** Input follows **

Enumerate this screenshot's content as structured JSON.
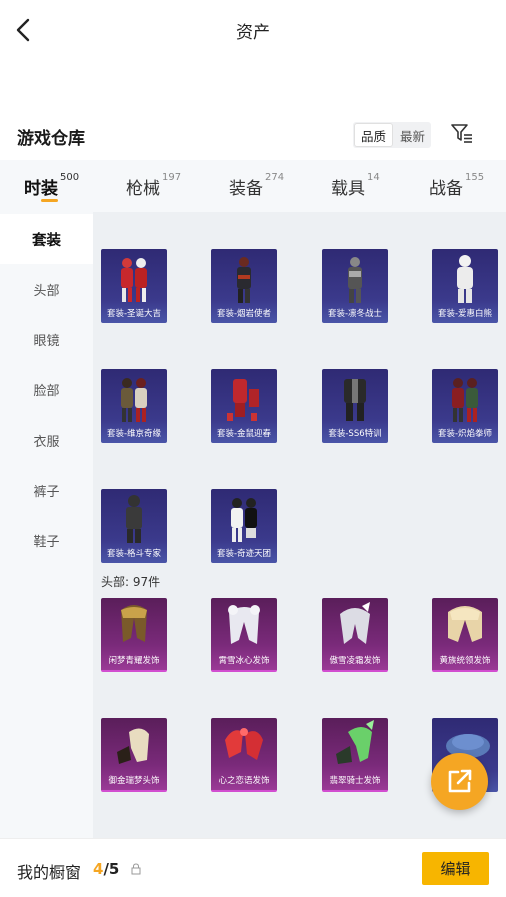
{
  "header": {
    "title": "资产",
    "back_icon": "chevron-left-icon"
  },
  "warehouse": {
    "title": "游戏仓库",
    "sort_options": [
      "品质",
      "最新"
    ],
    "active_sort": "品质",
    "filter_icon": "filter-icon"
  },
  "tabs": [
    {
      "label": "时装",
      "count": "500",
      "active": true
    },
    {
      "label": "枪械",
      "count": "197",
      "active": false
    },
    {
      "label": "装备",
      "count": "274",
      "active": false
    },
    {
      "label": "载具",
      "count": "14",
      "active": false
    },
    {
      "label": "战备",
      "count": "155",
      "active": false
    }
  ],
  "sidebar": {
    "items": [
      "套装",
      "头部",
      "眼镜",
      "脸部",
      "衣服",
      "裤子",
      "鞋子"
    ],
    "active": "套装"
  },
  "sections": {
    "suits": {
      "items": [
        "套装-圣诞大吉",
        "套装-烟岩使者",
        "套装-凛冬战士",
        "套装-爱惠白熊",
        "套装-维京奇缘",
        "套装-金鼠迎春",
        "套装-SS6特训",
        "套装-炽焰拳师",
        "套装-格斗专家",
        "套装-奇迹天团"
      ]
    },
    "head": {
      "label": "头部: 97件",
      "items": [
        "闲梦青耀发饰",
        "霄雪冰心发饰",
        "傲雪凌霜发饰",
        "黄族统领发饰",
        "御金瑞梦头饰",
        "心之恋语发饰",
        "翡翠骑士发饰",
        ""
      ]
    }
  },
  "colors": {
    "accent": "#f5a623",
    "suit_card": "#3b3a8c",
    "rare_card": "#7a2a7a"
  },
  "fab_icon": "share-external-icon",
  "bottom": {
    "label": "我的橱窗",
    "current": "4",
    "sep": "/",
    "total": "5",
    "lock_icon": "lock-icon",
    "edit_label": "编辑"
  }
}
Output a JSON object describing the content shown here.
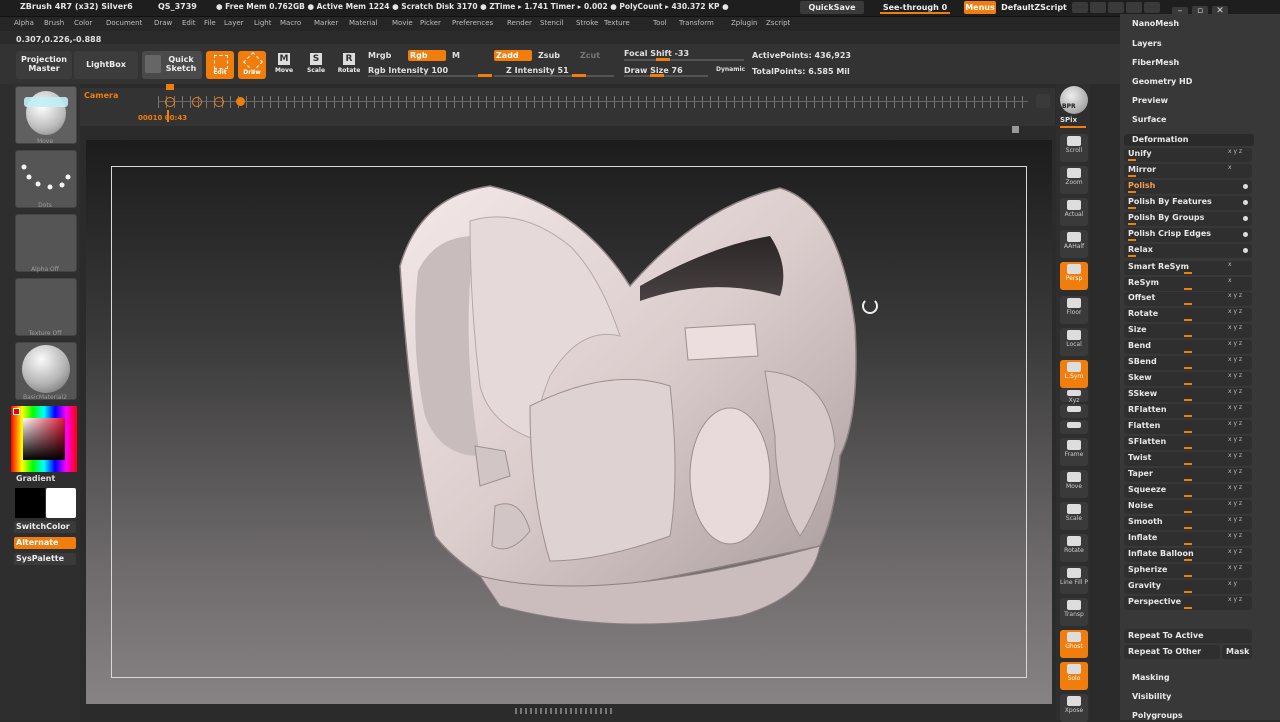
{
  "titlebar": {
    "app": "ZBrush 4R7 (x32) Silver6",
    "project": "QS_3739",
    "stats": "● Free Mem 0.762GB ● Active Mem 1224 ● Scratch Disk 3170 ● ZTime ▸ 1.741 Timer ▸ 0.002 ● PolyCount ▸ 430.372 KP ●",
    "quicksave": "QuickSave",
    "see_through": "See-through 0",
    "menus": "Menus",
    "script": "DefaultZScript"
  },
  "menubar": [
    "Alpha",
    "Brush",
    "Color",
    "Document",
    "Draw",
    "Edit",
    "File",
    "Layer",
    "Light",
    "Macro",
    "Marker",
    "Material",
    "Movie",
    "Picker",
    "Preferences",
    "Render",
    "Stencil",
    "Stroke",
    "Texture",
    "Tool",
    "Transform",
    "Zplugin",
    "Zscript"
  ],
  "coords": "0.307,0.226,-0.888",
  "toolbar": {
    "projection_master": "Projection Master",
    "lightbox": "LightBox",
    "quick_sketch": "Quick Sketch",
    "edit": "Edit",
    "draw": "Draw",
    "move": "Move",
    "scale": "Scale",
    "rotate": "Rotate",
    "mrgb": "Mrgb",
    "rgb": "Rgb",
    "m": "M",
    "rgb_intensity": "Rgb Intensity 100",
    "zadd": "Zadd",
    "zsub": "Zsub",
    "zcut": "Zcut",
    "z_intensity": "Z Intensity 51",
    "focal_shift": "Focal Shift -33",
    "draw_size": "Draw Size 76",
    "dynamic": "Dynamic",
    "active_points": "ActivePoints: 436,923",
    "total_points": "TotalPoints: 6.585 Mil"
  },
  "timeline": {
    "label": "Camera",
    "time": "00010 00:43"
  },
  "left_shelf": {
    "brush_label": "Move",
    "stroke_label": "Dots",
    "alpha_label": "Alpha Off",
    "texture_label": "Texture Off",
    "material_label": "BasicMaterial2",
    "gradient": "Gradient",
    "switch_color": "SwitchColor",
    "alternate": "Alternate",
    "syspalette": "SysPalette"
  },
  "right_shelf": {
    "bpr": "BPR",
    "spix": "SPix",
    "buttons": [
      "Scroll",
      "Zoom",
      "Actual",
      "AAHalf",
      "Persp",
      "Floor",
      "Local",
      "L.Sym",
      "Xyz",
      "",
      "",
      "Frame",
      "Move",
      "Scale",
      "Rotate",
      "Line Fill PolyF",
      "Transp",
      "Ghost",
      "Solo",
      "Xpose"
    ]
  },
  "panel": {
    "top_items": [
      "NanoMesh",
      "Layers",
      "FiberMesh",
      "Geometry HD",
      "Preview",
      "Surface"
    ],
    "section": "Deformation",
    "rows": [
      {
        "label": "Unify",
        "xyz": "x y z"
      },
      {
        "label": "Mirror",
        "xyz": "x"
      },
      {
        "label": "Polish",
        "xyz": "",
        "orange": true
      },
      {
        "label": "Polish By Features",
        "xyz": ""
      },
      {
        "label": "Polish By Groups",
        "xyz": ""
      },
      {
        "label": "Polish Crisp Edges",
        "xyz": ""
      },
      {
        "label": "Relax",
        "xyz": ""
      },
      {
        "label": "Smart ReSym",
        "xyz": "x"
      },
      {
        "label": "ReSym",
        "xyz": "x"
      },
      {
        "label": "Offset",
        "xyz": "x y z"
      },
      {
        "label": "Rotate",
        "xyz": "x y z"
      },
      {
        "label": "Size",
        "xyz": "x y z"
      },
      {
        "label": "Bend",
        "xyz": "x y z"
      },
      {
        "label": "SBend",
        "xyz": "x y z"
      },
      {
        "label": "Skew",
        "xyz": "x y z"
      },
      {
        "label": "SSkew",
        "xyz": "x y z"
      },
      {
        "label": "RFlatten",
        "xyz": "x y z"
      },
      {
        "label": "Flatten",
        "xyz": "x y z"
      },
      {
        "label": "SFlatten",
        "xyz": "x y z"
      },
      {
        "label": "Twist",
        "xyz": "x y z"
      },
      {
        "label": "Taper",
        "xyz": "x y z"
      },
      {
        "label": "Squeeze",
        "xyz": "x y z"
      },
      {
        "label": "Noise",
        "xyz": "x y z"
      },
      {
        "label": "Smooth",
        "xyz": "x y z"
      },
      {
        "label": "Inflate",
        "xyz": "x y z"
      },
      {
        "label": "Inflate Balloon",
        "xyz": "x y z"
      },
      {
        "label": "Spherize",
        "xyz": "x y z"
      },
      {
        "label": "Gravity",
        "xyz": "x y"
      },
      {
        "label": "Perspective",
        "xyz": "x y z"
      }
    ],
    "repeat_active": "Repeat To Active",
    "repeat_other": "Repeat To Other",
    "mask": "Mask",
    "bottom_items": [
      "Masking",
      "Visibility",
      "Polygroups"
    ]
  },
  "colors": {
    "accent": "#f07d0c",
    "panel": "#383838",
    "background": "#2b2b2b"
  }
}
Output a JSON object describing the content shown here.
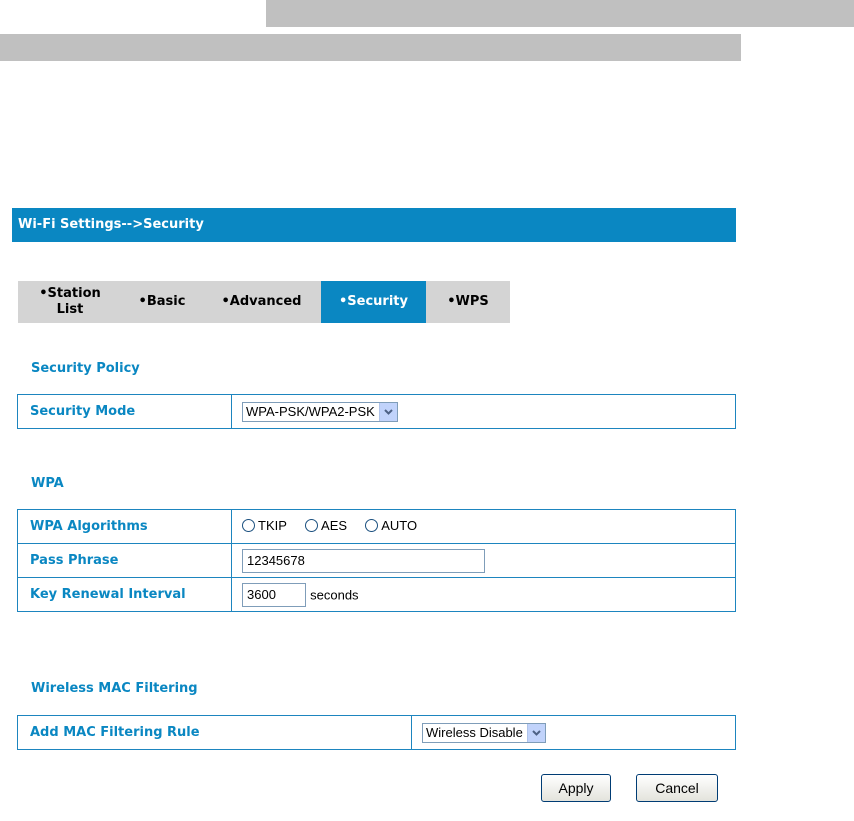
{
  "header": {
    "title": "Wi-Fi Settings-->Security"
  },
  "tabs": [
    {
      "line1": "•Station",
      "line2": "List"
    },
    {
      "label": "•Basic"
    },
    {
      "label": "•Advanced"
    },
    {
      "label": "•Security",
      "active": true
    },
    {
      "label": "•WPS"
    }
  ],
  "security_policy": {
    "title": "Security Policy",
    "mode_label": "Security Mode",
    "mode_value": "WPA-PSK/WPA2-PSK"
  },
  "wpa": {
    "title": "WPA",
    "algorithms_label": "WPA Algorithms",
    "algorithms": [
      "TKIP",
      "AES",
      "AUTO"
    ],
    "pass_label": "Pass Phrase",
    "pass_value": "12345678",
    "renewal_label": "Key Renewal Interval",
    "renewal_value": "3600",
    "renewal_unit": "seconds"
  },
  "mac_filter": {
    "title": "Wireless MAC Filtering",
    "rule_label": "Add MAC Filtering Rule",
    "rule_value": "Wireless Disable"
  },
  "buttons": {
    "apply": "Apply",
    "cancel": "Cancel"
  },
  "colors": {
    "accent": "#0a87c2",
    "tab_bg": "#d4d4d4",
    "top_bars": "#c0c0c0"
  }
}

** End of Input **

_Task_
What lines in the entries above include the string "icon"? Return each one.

_Reply_
    "back_icon": "chevron-left-icon"
    "filter_icon": "filter-icon"
  "fab_icon": "share-external-icon",
    "lock_icon": "lock-icon",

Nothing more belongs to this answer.